A typical Saturday summit crowd on the south side of Mt. Shasta [Photo: Brennan Lagasse]
At 12,330’ Shastina is no slouch of a ski descent either. The thing with Shastina is it sees less traffic, so when the snow is good in the greater Shasta area it’s probably even better on Shastina. In fact, of my several missions to the zone this spring the highest quality turns I was able to score were on Shastina, on both the north and south sides of the mountain.
Easily accessed via the Bunny Flat trailhead the south side of Shastina makes for a slightly smaller day than the adventures found on Mt. Shasta, but still gives 5,500’ vertical feet of sublime skiing back to the car, and chances are you and your crew will be the only ones out there.

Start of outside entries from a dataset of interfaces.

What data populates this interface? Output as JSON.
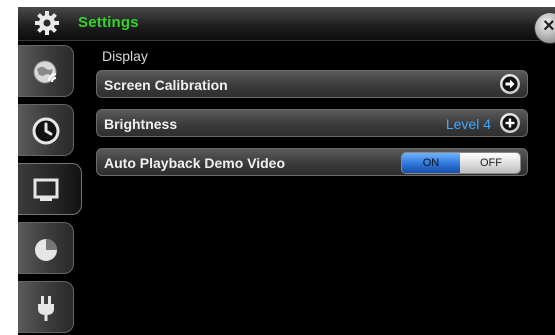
{
  "app": {
    "title": "Settings"
  },
  "sidebar": {
    "tabs": [
      {
        "name": "network",
        "icon": "globe-wifi-icon",
        "active": false
      },
      {
        "name": "clock",
        "icon": "clock-icon",
        "active": false
      },
      {
        "name": "display",
        "icon": "monitor-icon",
        "active": true
      },
      {
        "name": "storage",
        "icon": "pie-chart-icon",
        "active": false
      },
      {
        "name": "power",
        "icon": "power-plug-icon",
        "active": false
      }
    ]
  },
  "main": {
    "section_title": "Display",
    "rows": {
      "screen_calibration": {
        "label": "Screen Calibration",
        "icon": "arrow-right-icon"
      },
      "brightness": {
        "label": "Brightness",
        "value": "Level 4",
        "icon": "plus-icon"
      },
      "auto_playback": {
        "label": "Auto Playback Demo Video",
        "on_label": "ON",
        "off_label": "OFF",
        "selected": "ON"
      }
    }
  },
  "colors": {
    "title": "#36d22a",
    "accent_blue": "#3fa9ff",
    "toggle_on": "#2a6fd6"
  }
}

Robb Gaffney and Jeff Dostie skinning up the Bolam-Hotlum route on the north side of Mt. Shasta [Photo: Brennan Lagasse]
I’ve been harvesting blissful days in the Mt. Shasta region for several years and this season has literally been all-time. All of the photos in this piece were taken over a few trips this past May. Most of my demoralized friends who I could barely motivate for a May ski trip are now telling people left and right that the season really wasn’t that bad after all. All it takes is the same on your behalf, a little motivation. With a positive outlook, June could be offering you some of the best turns of your season. So what are you waiting for? North, south, east and west even in June, when Mt. Shasta is on, it’s on, and the time is now!
Robb Gaffney and Jeff Dostie looking down 7k+ of prime terrain on the Hotlum-Wintun route on the east side of Mt. Shasta [Photo: Brennan Lagasse]
Robb Gaffney carefully crosses the Hotlum Glacier from the east to get back towards the north side of Mt. Shasta [Photo: Brennan Lagasse]
Jillian Raymond booting up the Red Banks via Avalanche Gulch on the south side of Mt. Shasta [Photo: Brennan Lagasse]